Filmmaker: I read a story in British Cinematographer that mentioned you did a significant update of the C Series for The Hunt for Red October in 1990.
Sasaki: The Hunt for Red October was one of the first instances of updating a C Series lens. [Cinematographer] Jan de Bont traditionally liked the look of the Primo Anamorphic lenses, but their size was too bulky for the show. He liked the form factor of the C Series lenses, but their overall acuity was not close enough to match the Primo Anamorphic lenses. Also, the close focus—greater than three feet—was not ideal for the circumstances of the show. In this case, we exchanged the older spherical and cylindrical components with optics that delivered more contrast and drew the close focus into at least 2 ½ feet. Many of the modifications were tested and vetted by Cal Roberts, who was the first assistant on the show.
Filmmaker: As resolutions have continued to increase and as digital cameras have increasingly included more anamorphic-friendly capture modes, older anamorphic glass seems to be experiencing a renaissance. What is it about the C Series—originally constructed 50 years ago—that makes them pair so appealingly with contemporary digital cameras?
Sasaki: That question is both scientific and philosophical, and the answer dives into the psychology of how we view things then and now. What it comes down to is that these lenses that were designed 50 years ago exhibit design and imaging characteristics that stimulate the eye/brain combination and yield impressions of depth and volume. This is especially true when the lenses are matched to a digital camera that exhibits little to no convolution loss. We could easily dedicate a whole interview to just this one question.
Filmmaker: Tell me about building the specific C series set that Bob used on Once Upon a Time In Hollywood. Those lenses have such distinct characteristics—the same focal lengths from three different sets might look very different.
Sasaki: Fortunately, we have an expansive inventory of optics that spans over many decades and we were able to pick out similar components—both spherical and cylindrical—for each focal length. The generation of spherical component and coating used played a large role in the process.
Filmmaker: Ultra Golden Panatars were used on the show as well. I have never heard of those before. What can you tell me about them?

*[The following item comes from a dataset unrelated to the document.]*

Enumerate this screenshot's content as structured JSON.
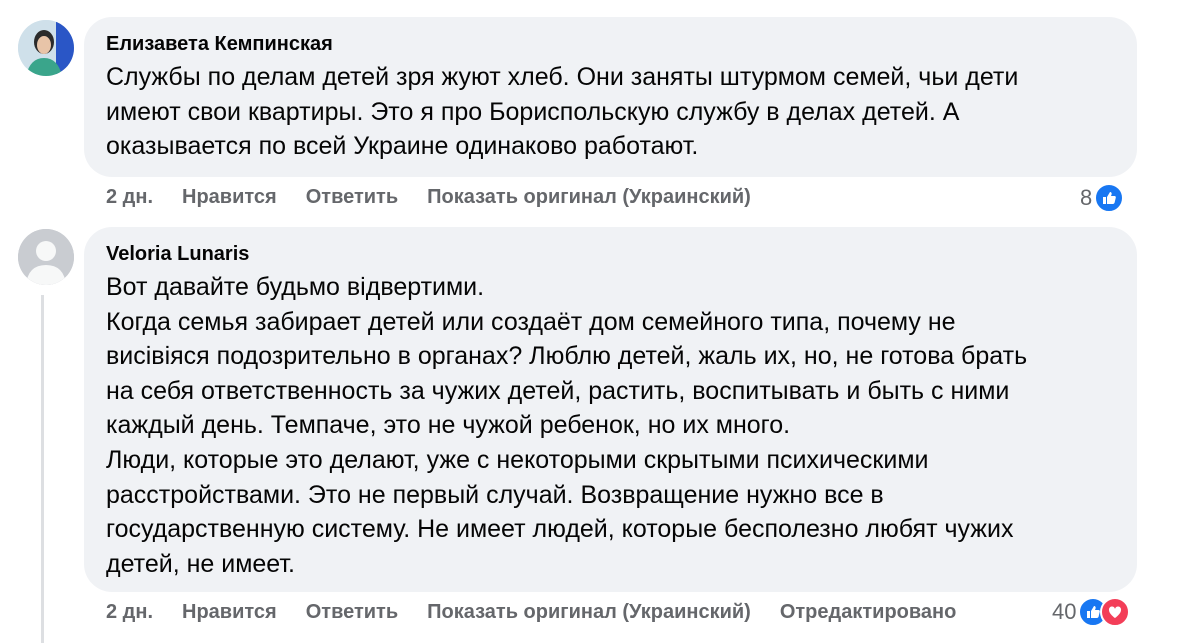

Sasaki: The Ultra Golden Panatar series is a set of anamorphic lenses created around 1976. They were designed to be a high-speed alternative to the C Series line. They were a forerunner to the E Series line of anamorphic lenses and paved the way with many of the characteristic seen on the E Series. On Once Upon a Time In Hollywood, the Ultra Golden Panatars were used in situations in which they wanted a lens faster than a T/2 aperture while maintaining a vintage look.
Filmmaker: Tell me about the process of choosing the zooms lenses for Rick Dalton’s fictional late 1950s television western Bounty Law.
Sasaki: The Z5S and Z6S zooms were surprisingly an easy choice to land on. They were already vintage and had very attractive imaging characteristics. Gregor Tavenner was instrumental in the process. He looked at the various zoom options we had and bracket-tested them to make the determination that the Z5S and Z6S were viable options for the show.
Filmmaker: Do you have a favorite set of lenses that you wish got rented out more?
Sasaki: Oddly enough, I cannot say that I have encountered a situation in which any particular series has gone unnoticed or underutilized. The amount of content [being made now] has created a bit of a renaissance in which the art of cinematography has evolved into an adventure that I have not seen the likes of in my history at Panavision. Cinematographers are figuring out ways to maintain their authorship and carry their intent throughout the entire imaging chain. That includes experimenting with every type of lens we carry. That being said, I am most excited about the prospects of anamorphic photography. Anamorphic optics are no longer solely the province of the 2.40:1 aspect ratio.
Matt Mulcahey works as a DIT in the Midwest. He also writes about film on his blog Deep Fried Movies.